**What is needed**
Pictures aside, output each record exactly.

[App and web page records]
=== Section Start ===
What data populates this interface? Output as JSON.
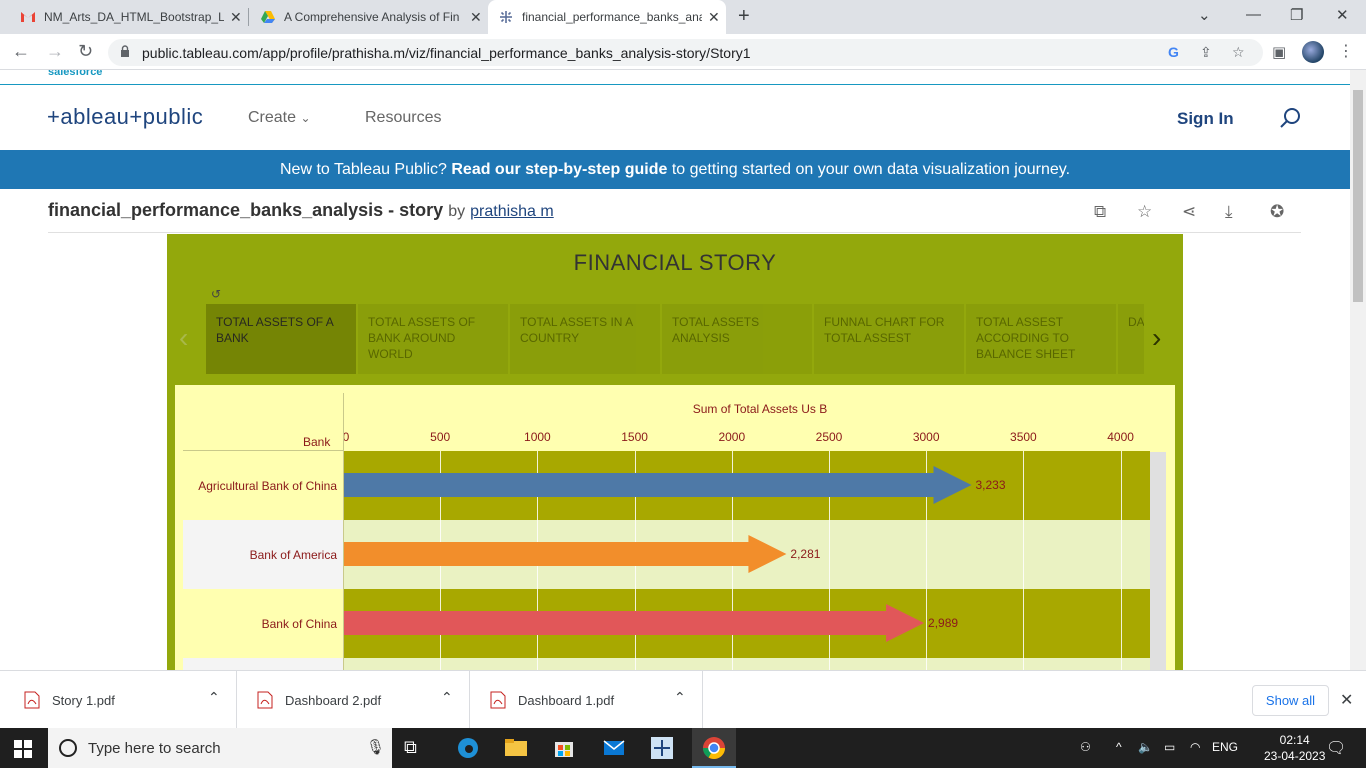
{
  "browser": {
    "tabs": [
      {
        "title": "NM_Arts_DA_HTML_Bootstrap_Li",
        "icon": "gmail-icon"
      },
      {
        "title": "A Comprehensive Analysis of Fin",
        "icon": "google-drive-icon"
      },
      {
        "title": "financial_performance_banks_ana",
        "icon": "tableau-icon"
      }
    ],
    "url": "public.tableau.com/app/profile/prathisha.m/viz/financial_performance_banks_analysis-story/Story1"
  },
  "site": {
    "brand_partial": "salesforce",
    "logo": "+ableau+public",
    "nav": {
      "create": "Create",
      "resources": "Resources"
    },
    "sign_in": "Sign In",
    "banner": {
      "prefix": "New to Tableau Public?",
      "link": "Read our step-by-step guide",
      "suffix": "to getting started on your own data visualization journey."
    }
  },
  "viz": {
    "title": "financial_performance_banks_analysis - story",
    "by": "by",
    "author": "prathisha m"
  },
  "story": {
    "title": "FINANCIAL STORY",
    "points": [
      {
        "label": "TOTAL ASSETS OF A BANK"
      },
      {
        "label": "TOTAL ASSETS OF BANK AROUND WORLD"
      },
      {
        "label": "TOTAL ASSETS IN A COUNTRY"
      },
      {
        "label": "TOTAL ASSETS ANALYSIS"
      },
      {
        "label": "FUNNAL CHART FOR TOTAL ASSEST"
      },
      {
        "label": "TOTAL ASSEST ACCORDING TO BALANCE SHEET"
      },
      {
        "label": "DA"
      }
    ]
  },
  "chart_data": {
    "type": "bar",
    "title": "",
    "xlabel": "Sum of Total Assets Us B",
    "ylabel": "Bank",
    "xlim": [
      0,
      4200
    ],
    "ticks": [
      0,
      500,
      1000,
      1500,
      2000,
      2500,
      3000,
      3500,
      4000
    ],
    "tick_labels": [
      "0",
      "500",
      "1000",
      "1500",
      "2000",
      "2500",
      "3000",
      "3500",
      "4000"
    ],
    "categories": [
      "Agricultural Bank of China",
      "Bank of America",
      "Bank of China"
    ],
    "values": [
      3233,
      2281,
      2989
    ],
    "value_labels": [
      "3,233",
      "2,281",
      "2,989"
    ],
    "colors": [
      "#4e79a7",
      "#f28e2b",
      "#e15759"
    ],
    "row_colors": [
      "#a8a800",
      "#eaf2c2",
      "#a8a800"
    ],
    "label_row_colors": [
      "#ffffb0",
      "#f4f4f4",
      "#ffffb0"
    ]
  },
  "downloads": {
    "items": [
      "Story 1.pdf",
      "Dashboard 2.pdf",
      "Dashboard 1.pdf"
    ],
    "show_all": "Show all"
  },
  "taskbar": {
    "search_placeholder": "Type here to search",
    "lang": "ENG",
    "time": "02:14",
    "date": "23-04-2023"
  }
}
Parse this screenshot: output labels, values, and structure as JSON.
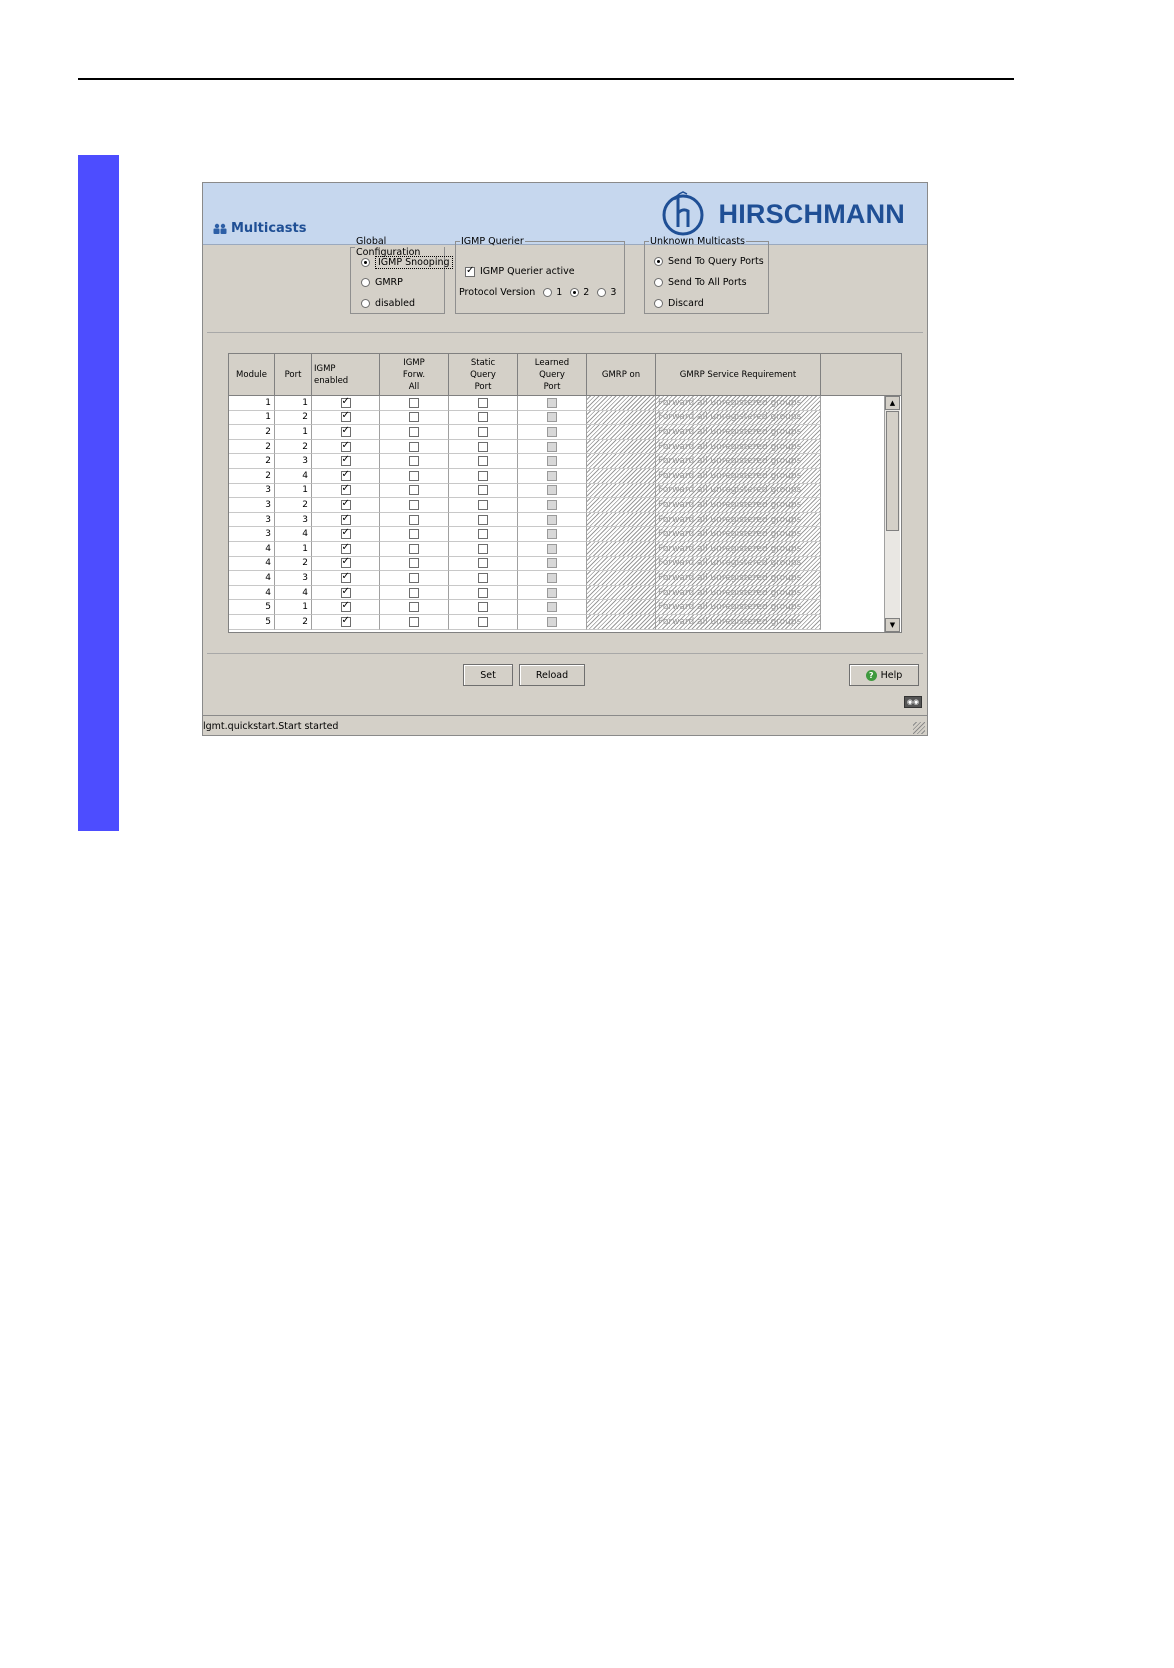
{
  "page": {
    "side_bar_color": "#4d4dff"
  },
  "header": {
    "title": "Multicasts",
    "title_icon": "multicast-group-icon",
    "brand_name": "HIRSCHMANN",
    "brand_logo": "hirschmann-h-logo-icon"
  },
  "global_config": {
    "legend": "Global Configuration",
    "options": [
      {
        "label": "IGMP Snooping",
        "selected": true
      },
      {
        "label": "GMRP",
        "selected": false
      },
      {
        "label": "disabled",
        "selected": false
      }
    ]
  },
  "igmp_querier": {
    "legend": "IGMP Querier",
    "active_label": "IGMP Querier active",
    "active_checked": true,
    "protocol_version_label": "Protocol Version",
    "versions": [
      {
        "label": "1",
        "selected": false
      },
      {
        "label": "2",
        "selected": true
      },
      {
        "label": "3",
        "selected": false
      }
    ]
  },
  "unknown_multicasts": {
    "legend": "Unknown Multicasts",
    "options": [
      {
        "label": "Send To Query Ports",
        "selected": true
      },
      {
        "label": "Send To All Ports",
        "selected": false
      },
      {
        "label": "Discard",
        "selected": false
      }
    ]
  },
  "table": {
    "headers": {
      "module": "Module",
      "port": "Port",
      "igmp_enabled": [
        "IGMP",
        "enabled"
      ],
      "igmp_forw_all": [
        "IGMP",
        "Forw.",
        "All"
      ],
      "static_query_port": [
        "Static",
        "Query",
        "Port"
      ],
      "learned_query_port": [
        "Learned",
        "Query",
        "Port"
      ],
      "gmrp_on": "GMRP on",
      "gmrp_service": "GMRP Service Requirement"
    },
    "service_text": "Forward all unregistered groups",
    "rows": [
      {
        "module": "1",
        "port": "1"
      },
      {
        "module": "1",
        "port": "2"
      },
      {
        "module": "2",
        "port": "1"
      },
      {
        "module": "2",
        "port": "2"
      },
      {
        "module": "2",
        "port": "3"
      },
      {
        "module": "2",
        "port": "4"
      },
      {
        "module": "3",
        "port": "1"
      },
      {
        "module": "3",
        "port": "2"
      },
      {
        "module": "3",
        "port": "3"
      },
      {
        "module": "3",
        "port": "4"
      },
      {
        "module": "4",
        "port": "1"
      },
      {
        "module": "4",
        "port": "2"
      },
      {
        "module": "4",
        "port": "3"
      },
      {
        "module": "4",
        "port": "4"
      },
      {
        "module": "5",
        "port": "1"
      },
      {
        "module": "5",
        "port": "2"
      }
    ]
  },
  "buttons": {
    "set": "Set",
    "reload": "Reload",
    "help": "Help"
  },
  "status": "lgmt.quickstart.Start started"
}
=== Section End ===
**Exercise response**
What data populates this interface? Output as JSON.
{
  "browser": {
    "tabs": [
      {
        "title": "NM_Arts_DA_HTML_Bootstrap_Li",
        "icon": "gmail-icon"
      },
      {
        "title": "A Comprehensive Analysis of Fin",
        "icon": "google-drive-icon"
      },
      {
        "title": "financial_performance_banks_ana",
        "icon": "tableau-icon"
      }
    ],
    "url": "public.tableau.com/app/profile/prathisha.m/viz/financial_performance_banks_analysis-story/Story1"
  },
  "site": {
    "brand_partial": "salesforce",
    "logo": "+ableau+public",
    "nav": {
      "create": "Create",
      "resources": "Resources"
    },
    "sign_in": "Sign In",
    "banner": {
      "prefix": "New to Tableau Public?",
      "link": "Read our step-by-step guide",
      "suffix": "to getting started on your own data visualization journey."
    }
  },
  "viz": {
    "title": "financial_performance_banks_analysis - story",
    "by": "by",
    "author": "prathisha m"
  },
  "story": {
    "title": "FINANCIAL STORY",
    "points": [
      {
        "label": "TOTAL ASSETS OF A BANK"
      },
      {
        "label": "TOTAL ASSETS OF BANK AROUND WORLD"
      },
      {
        "label": "TOTAL ASSETS IN A COUNTRY"
      },
      {
        "label": "TOTAL ASSETS ANALYSIS"
      },
      {
        "label": "FUNNAL CHART FOR TOTAL ASSEST"
      },
      {
        "label": "TOTAL ASSEST ACCORDING TO BALANCE SHEET"
      },
      {
        "label": "DA"
      }
    ]
  },
  "chart_data": {
    "type": "bar",
    "title": "",
    "xlabel": "Sum of Total Assets Us B",
    "ylabel": "Bank",
    "xlim": [
      0,
      4200
    ],
    "ticks": [
      0,
      500,
      1000,
      1500,
      2000,
      2500,
      3000,
      3500,
      4000
    ],
    "tick_labels": [
      "0",
      "500",
      "1000",
      "1500",
      "2000",
      "2500",
      "3000",
      "3500",
      "4000"
    ],
    "categories": [
      "Agricultural Bank of China",
      "Bank of America",
      "Bank of China"
    ],
    "values": [
      3233,
      2281,
      2989
    ],
    "value_labels": [
      "3,233",
      "2,281",
      "2,989"
    ],
    "colors": [
      "#4e79a7",
      "#f28e2b",
      "#e15759"
    ],
    "row_colors": [
      "#a8a800",
      "#eaf2c2",
      "#a8a800"
    ],
    "label_row_colors": [
      "#ffffb0",
      "#f4f4f4",
      "#ffffb0"
    ]
  },
  "downloads": {
    "items": [
      "Story 1.pdf",
      "Dashboard 2.pdf",
      "Dashboard 1.pdf"
    ],
    "show_all": "Show all"
  },
  "taskbar": {
    "search_placeholder": "Type here to search",
    "lang": "ENG",
    "time": "02:14",
    "date": "23-04-2023"
  }
}
Parse this screenshot: output labels, values, and structure as JSON.
{
  "page": {
    "side_bar_color": "#4d4dff"
  },
  "header": {
    "title": "Multicasts",
    "title_icon": "multicast-group-icon",
    "brand_name": "HIRSCHMANN",
    "brand_logo": "hirschmann-h-logo-icon"
  },
  "global_config": {
    "legend": "Global Configuration",
    "options": [
      {
        "label": "IGMP Snooping",
        "selected": true
      },
      {
        "label": "GMRP",
        "selected": false
      },
      {
        "label": "disabled",
        "selected": false
      }
    ]
  },
  "igmp_querier": {
    "legend": "IGMP Querier",
    "active_label": "IGMP Querier active",
    "active_checked": true,
    "protocol_version_label": "Protocol Version",
    "versions": [
      {
        "label": "1",
        "selected": false
      },
      {
        "label": "2",
        "selected": true
      },
      {
        "label": "3",
        "selected": false
      }
    ]
  },
  "unknown_multicasts": {
    "legend": "Unknown Multicasts",
    "options": [
      {
        "label": "Send To Query Ports",
        "selected": true
      },
      {
        "label": "Send To All Ports",
        "selected": false
      },
      {
        "label": "Discard",
        "selected": false
      }
    ]
  },
  "table": {
    "headers": {
      "module": "Module",
      "port": "Port",
      "igmp_enabled": [
        "IGMP",
        "enabled"
      ],
      "igmp_forw_all": [
        "IGMP",
        "Forw.",
        "All"
      ],
      "static_query_port": [
        "Static",
        "Query",
        "Port"
      ],
      "learned_query_port": [
        "Learned",
        "Query",
        "Port"
      ],
      "gmrp_on": "GMRP on",
      "gmrp_service": "GMRP Service Requirement"
    },
    "service_text": "Forward all unregistered groups",
    "rows": [
      {
        "module": "1",
        "port": "1"
      },
      {
        "module": "1",
        "port": "2"
      },
      {
        "module": "2",
        "port": "1"
      },
      {
        "module": "2",
        "port": "2"
      },
      {
        "module": "2",
        "port": "3"
      },
      {
        "module": "2",
        "port": "4"
      },
      {
        "module": "3",
        "port": "1"
      },
      {
        "module": "3",
        "port": "2"
      },
      {
        "module": "3",
        "port": "3"
      },
      {
        "module": "3",
        "port": "4"
      },
      {
        "module": "4",
        "port": "1"
      },
      {
        "module": "4",
        "port": "2"
      },
      {
        "module": "4",
        "port": "3"
      },
      {
        "module": "4",
        "port": "4"
      },
      {
        "module": "5",
        "port": "1"
      },
      {
        "module": "5",
        "port": "2"
      }
    ]
  },
  "buttons": {
    "set": "Set",
    "reload": "Reload",
    "help": "Help"
  },
  "status": "lgmt.quickstart.Start started"
}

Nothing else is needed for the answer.